Start of Block

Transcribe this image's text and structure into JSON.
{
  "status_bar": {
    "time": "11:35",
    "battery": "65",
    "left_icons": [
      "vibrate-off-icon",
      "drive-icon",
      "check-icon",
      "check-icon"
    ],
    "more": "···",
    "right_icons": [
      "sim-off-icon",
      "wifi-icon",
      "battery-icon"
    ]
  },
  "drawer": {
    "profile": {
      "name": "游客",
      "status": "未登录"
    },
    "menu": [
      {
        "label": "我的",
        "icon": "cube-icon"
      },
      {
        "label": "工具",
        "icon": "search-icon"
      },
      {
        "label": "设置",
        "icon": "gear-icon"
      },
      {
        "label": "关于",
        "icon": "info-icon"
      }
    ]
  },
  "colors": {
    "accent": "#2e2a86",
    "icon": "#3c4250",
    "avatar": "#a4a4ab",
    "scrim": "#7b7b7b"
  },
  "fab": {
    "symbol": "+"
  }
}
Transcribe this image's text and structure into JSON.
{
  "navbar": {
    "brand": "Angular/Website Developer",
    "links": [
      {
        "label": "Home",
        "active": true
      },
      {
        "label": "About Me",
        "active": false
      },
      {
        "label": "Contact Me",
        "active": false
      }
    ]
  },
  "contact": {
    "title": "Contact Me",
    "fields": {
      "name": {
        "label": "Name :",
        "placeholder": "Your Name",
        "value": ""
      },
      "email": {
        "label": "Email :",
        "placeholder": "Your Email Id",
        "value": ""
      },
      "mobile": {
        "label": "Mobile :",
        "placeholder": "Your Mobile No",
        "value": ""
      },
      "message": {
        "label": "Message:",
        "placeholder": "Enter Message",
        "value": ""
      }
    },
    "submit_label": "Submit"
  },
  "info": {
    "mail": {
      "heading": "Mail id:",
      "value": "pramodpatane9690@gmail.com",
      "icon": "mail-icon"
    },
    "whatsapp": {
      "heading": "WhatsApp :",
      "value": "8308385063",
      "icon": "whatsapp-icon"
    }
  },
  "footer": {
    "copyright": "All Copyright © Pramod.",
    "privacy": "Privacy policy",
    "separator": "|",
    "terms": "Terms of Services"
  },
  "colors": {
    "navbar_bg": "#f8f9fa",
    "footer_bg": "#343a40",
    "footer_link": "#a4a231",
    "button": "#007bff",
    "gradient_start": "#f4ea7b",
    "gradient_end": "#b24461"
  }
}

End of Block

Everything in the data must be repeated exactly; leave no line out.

Output for this exercise ▸
Transcribe this image's text and structure into JSON.
{
  "status_bar": {
    "time": "11:35",
    "battery": "65",
    "left_icons": [
      "vibrate-off-icon",
      "drive-icon",
      "check-icon",
      "check-icon"
    ],
    "more": "···",
    "right_icons": [
      "sim-off-icon",
      "wifi-icon",
      "battery-icon"
    ]
  },
  "drawer": {
    "profile": {
      "name": "游客",
      "status": "未登录"
    },
    "menu": [
      {
        "label": "我的",
        "icon": "cube-icon"
      },
      {
        "label": "工具",
        "icon": "search-icon"
      },
      {
        "label": "设置",
        "icon": "gear-icon"
      },
      {
        "label": "关于",
        "icon": "info-icon"
      }
    ]
  },
  "colors": {
    "accent": "#2e2a86",
    "icon": "#3c4250",
    "avatar": "#a4a4ab",
    "scrim": "#7b7b7b"
  },
  "fab": {
    "symbol": "+"
  }
}
Transcribe this image's text and structure into JSON.
{
  "navbar": {
    "brand": "Angular/Website Developer",
    "links": [
      {
        "label": "Home",
        "active": true
      },
      {
        "label": "About Me",
        "active": false
      },
      {
        "label": "Contact Me",
        "active": false
      }
    ]
  },
  "contact": {
    "title": "Contact Me",
    "fields": {
      "name": {
        "label": "Name :",
        "placeholder": "Your Name",
        "value": ""
      },
      "email": {
        "label": "Email :",
        "placeholder": "Your Email Id",
        "value": ""
      },
      "mobile": {
        "label": "Mobile :",
        "placeholder": "Your Mobile No",
        "value": ""
      },
      "message": {
        "label": "Message:",
        "placeholder": "Enter Message",
        "value": ""
      }
    },
    "submit_label": "Submit"
  },
  "info": {
    "mail": {
      "heading": "Mail id:",
      "value": "pramodpatane9690@gmail.com",
      "icon": "mail-icon"
    },
    "whatsapp": {
      "heading": "WhatsApp :",
      "value": "8308385063",
      "icon": "whatsapp-icon"
    }
  },
  "footer": {
    "copyright": "All Copyright © Pramod.",
    "privacy": "Privacy policy",
    "separator": "|",
    "terms": "Terms of Services"
  },
  "colors": {
    "navbar_bg": "#f8f9fa",
    "footer_bg": "#343a40",
    "footer_link": "#a4a231",
    "button": "#007bff",
    "gradient_start": "#f4ea7b",
    "gradient_end": "#b24461"
  }
}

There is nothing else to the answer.